This was a totally needless death, yet another example of animals suffering to amuse often intoxicated punters. Before they've even finished maturing, these 500-kilogram animals are forced to race at breakneck speeds while being whipped and pushed past their limits, supported on ankles as small as those of humans.
Cliffs of Moher was the sixth horse to die due to the Melbourne Cup since 2013. Two other horses were found to be lame after the race, another suffered lacerations after crashing into Cliffs of Moher, and a fourth horse suffered an internal bleed.
Of course, horses die at lower-profile racing events all the time: during the last racing year 119 were pronounced dead on Australian tracks.
That’s one animal every three days. They die of cardiac arrest, haemorrhaging, ruptured aortas and broken necks, legs, or pelvises. That’s without mentioning the thousands of horses bred for the industry who don’t make the grade and are abandoned, neglected or sent to slaughter.
Considering Australians hate cruelty to animals, a race in which horses routinely die is fundamentally un-Australian. While public holidays give Aussies a break, horses are breaking legs. It’s time for the nation to stop the race.

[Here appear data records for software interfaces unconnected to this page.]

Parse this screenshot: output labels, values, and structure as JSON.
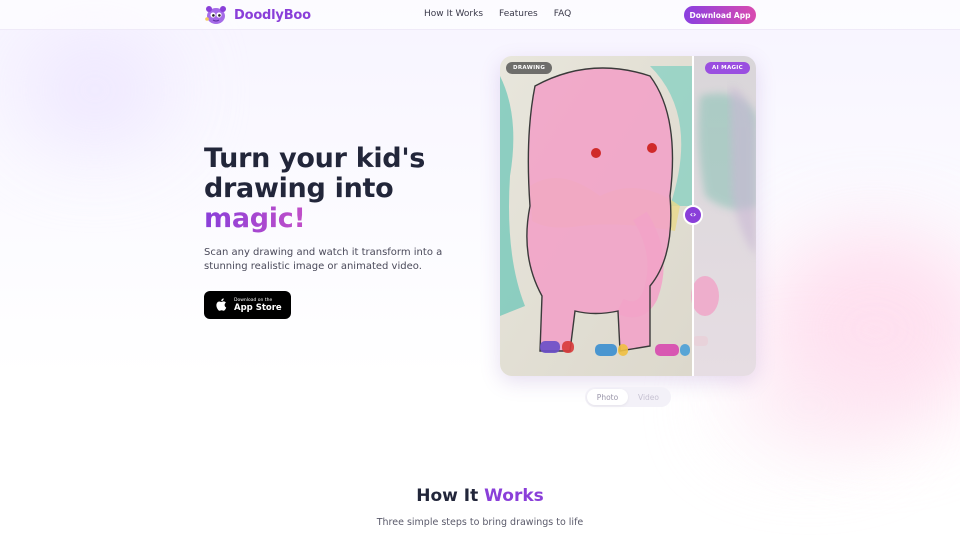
{
  "brand": {
    "name": "DoodlyBoo",
    "color": "#8a3fd9"
  },
  "nav": {
    "links": [
      "How It Works",
      "Features",
      "FAQ"
    ],
    "cta_label": "Download App"
  },
  "hero": {
    "title_line1": "Turn your kid's",
    "title_line2": "drawing into",
    "title_accent": "magic!",
    "subtitle": "Scan any drawing and watch it transform into a stunning realistic image or animated video.",
    "app_store": {
      "small_label": "Download on the",
      "big_label": "App Store",
      "icon": "apple-icon"
    }
  },
  "compare": {
    "left_badge": "DRAWING",
    "right_badge": "AI MAGIC",
    "handle_icon": "chevron-left-right-icon",
    "handle_glyph": "‹›",
    "accent": "#9a4fe0"
  },
  "toggle": {
    "options": [
      "Photo",
      "Video"
    ],
    "selected": "Photo"
  },
  "how_it_works": {
    "title_plain": "How It",
    "title_accent": "Works",
    "subtitle": "Three simple steps to bring drawings to life"
  }
}
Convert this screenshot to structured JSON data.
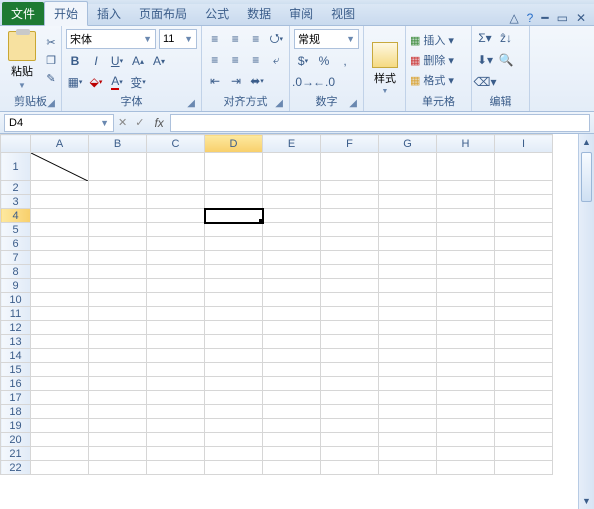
{
  "tabs": {
    "file": "文件",
    "home": "开始",
    "insert": "插入",
    "layout": "页面布局",
    "formulas": "公式",
    "data": "数据",
    "review": "审阅",
    "view": "视图"
  },
  "ribbon": {
    "clipboard": {
      "paste": "粘贴",
      "label": "剪贴板"
    },
    "font": {
      "name": "宋体",
      "size": "11",
      "label": "字体"
    },
    "align": {
      "label": "对齐方式"
    },
    "number": {
      "format": "常规",
      "label": "数字"
    },
    "styles": {
      "btn": "样式"
    },
    "cells": {
      "insert": "插入",
      "delete": "删除",
      "format": "格式",
      "label": "单元格"
    },
    "editing": {
      "label": "编辑"
    }
  },
  "namebox": {
    "value": "D4"
  },
  "columns": [
    "A",
    "B",
    "C",
    "D",
    "E",
    "F",
    "G",
    "H",
    "I"
  ],
  "rows": [
    "1",
    "2",
    "3",
    "4",
    "5",
    "6",
    "7",
    "8",
    "9",
    "10",
    "11",
    "12",
    "13",
    "14",
    "15",
    "16",
    "17",
    "18",
    "19",
    "20",
    "21",
    "22"
  ],
  "selection": {
    "col": "D",
    "row": "4"
  }
}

Desmond Bellamy, PETA Australia special projects co-ordinator
WET STILL HAUNTS WICKHAM
IN REPLY to Mick Porter (Short Takes, 7/11) who was responding to my recent piece disagreeing that Wickham is suitable for high-rise residential due to its inability to stop sea water from back flowing through the drainage system and flooding various parts of Wickham and Maryville (Letters, 3/11).
Having spoken to a former Newcastle council health inspector, he reassured my concerns. His job was to visit these places that flooded and make sure a potential health hazard was avoided by instructing ways for these properties to have the land sloped so water could fall back towards the street gutter and ultimately the harbour when tides receded.
This person also agreed that many shallow mine shafts honeycombed parts of Wickham, with one only 10 metres below the surface. When grouting took place, these tunnels were already filled with water.
My concerns are that many parts of these mine workings potentially missed out on the grout and are still full of water.
The person who replied to my original piece, if a builder as quoted, should know the basic rules of having the need of a good, and permanent building foundation. In my view this is not always possible, simply because Wickham is still below sea level during a king tide.
This former health inspector also mentioned various serious unimaginable health hazards that were created by this stagnant water under and around these houses, and reason why Railway Street and its surrounds was, and probably still is, only suitable for commercial buildings as is at present.
If these warehouses give way to residential living, l believe it would need an explanation from council as to why, or what has changed, to guarantee a health hazard doesn't re-emerge.
I am sure if the Herald were to search its records of king tidal problems in Wickham, they will see photos of children playing, swimming, and paddling down various streets.
Carl Stevenson, Dora Creek
WE DIDN’T LEARN LESSONS
IN DEFENCE of my post (Letters, 31/10) critiqued by Ian Roach (Letters, 7/11) I would make two points.
First: having worked and raised a family in the “bad” old days and having my sons doing it now in the “good” times, I have something to compare with. While it wasn’t easy back then it was accepted as the norm. There was the opportunity for the majority to have constant full time work, get a bank loan, build a house and raise kids.
There was no whinging about our taxes looking after our parents.
Second: now after having had years of gaining knowledge, medical and engineering advances and a heap of past mistakes to learn from, when you have a realistic look at where we are now and all that has been exposed in recent royal commissions and by ICAC, it is quite obvious that we have learned nothing.
Considering what we have at our disposal to remedy past wrongs, I think it can be safely said we are going backwards. I would say it depends on how realistically you look at the situation, on who is wearing the rose coloured glasses.